Many corporate boards of directors, whether for-profit or not-for-profit, hold meetings under a set of procedures from a book, "Robert’s Rules of Order." These rules lay out specific guidelines for introducing, discussing and passing motions. Board members are allowed to make motions within the guidelines. Understanding some basic facts about Robert’s Rules of Order will help you determine when, and if, a board member is allowed to make a motion.

Taking a Vote

Many organizations either formally or informally use Robert’s Rules of Order to facilitate meetings. These rules outline who runs the meetings, how discussions are held and how votes are taken. If this format for holding meetings is mandated by the organization’s bylaws, they should be followed closely. Many boards follow most of the main rules, including how motions can be made and passed. Many boards skip some of the more detailed provisions, such as the presiding officer, or chair person, asking for an exact count of all votes for and against, and abstentions and absences. For example, the officer who calls the vote might ask, “All in favor,” and if an obvious majority of attendees raises their hands, he will not ask, “All opposed,” and “Abstentions?”

Making a Motion

During certain portions of a board meeting, board members are allowed to make motions. For example, if the agenda includes a discussion of funding a new scholarship, at the end of the discussion, a board member can make a motion that the organization should fund the scholarship. The presiding officer will then ask for another board member to second the motion. If no one seconds the motion, the motion dies. If someone seconds the motion, the presiding officer will then ask if there will be any discussion on the motion, even if the matter has been thoroughly discussed. This allows board members to suggest a modification of the wording of the motion. For example, if the motion is to fund a scholarship, a board member might ask for the amount, date, recipient and other information to be included in the motion. After the discussion period ends, the presiding officer will call for a vote, noting all those in favor, opposed, abstaining and absent. The officer will then announce whether the motion has passed or failed.

Changing a Motion

After a motion is made, the board might agree during the discussion period that the motion needs to be changed or reworded. The person who made the motion may not change or amend the motion because once made, the motion belongs to the board, not the person who made the motion. If an amendment is suggested, the chairman can ask if there are any objections, and if not, call for a vote on the newly amended motion, according to the website for Robert’s Rules of Order. If one board member who made the original motion objects to the amendment, the new motion can’t be called for a vote and a new motion must be made.

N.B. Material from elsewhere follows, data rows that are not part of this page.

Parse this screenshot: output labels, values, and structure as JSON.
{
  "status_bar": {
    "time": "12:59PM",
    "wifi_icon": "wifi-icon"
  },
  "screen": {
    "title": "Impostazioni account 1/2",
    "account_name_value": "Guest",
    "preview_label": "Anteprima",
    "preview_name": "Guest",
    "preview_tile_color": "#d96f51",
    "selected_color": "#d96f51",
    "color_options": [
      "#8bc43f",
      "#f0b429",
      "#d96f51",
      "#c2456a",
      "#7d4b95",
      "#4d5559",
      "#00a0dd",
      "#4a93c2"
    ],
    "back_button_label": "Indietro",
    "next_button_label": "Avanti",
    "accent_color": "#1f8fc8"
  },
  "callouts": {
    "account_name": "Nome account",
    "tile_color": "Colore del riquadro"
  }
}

A board member may not make a motion during a meeting if a motion is on the table. The motion on the table must be voted on, or the chairman must amend it. For example, if John makes a motion to create a new marketing committee, the board might decide that this committee should be a subcommittee of the membership committee. Lisa may not make a motion to create a marketing committee as a subcommittee of the membership committee until John withdraws his motion, his motion is not seconded, it’s voted down or the chairman amends the motion with the consent of the board. In most situations, Lisa would simply suggest that the current motion be amended. If Lisa opposed the creation of a marketing committee and instead wanted to make a motion that the board hire a marketing firm instead, she would have to wait until John’s motion is resolved to introduce hers.

Conflict of Interest

From time to time, board members will abstain from voting if they feel they have a conflict of interest. For example, if the board is voting on a matter that might benefit a particular board member or one of his clients, family members or customers, the board member should refrain from voting. Check your organization’s bylaws to determine if there is a conflict rule that prohibits board members from voting in certain circumstances. In the interest of fairness, some organizations preclude the presiding officer running the meeting from introducing motions, speaking during discussion periods or voting.

Ex-Officio and Committee Members

Ex-officio board members are those who are board members based on their position, such as secretary or treasurer, even if they are appointed by the president and not elected. Depending on the organization’s bylaws, ex-officio members of the board may or may not introduce motions and vote. Some committee members often attend board meetings even if they are not members of the board of directors. Even a high-ranking committee member may not make a motion if she is not a voting board member.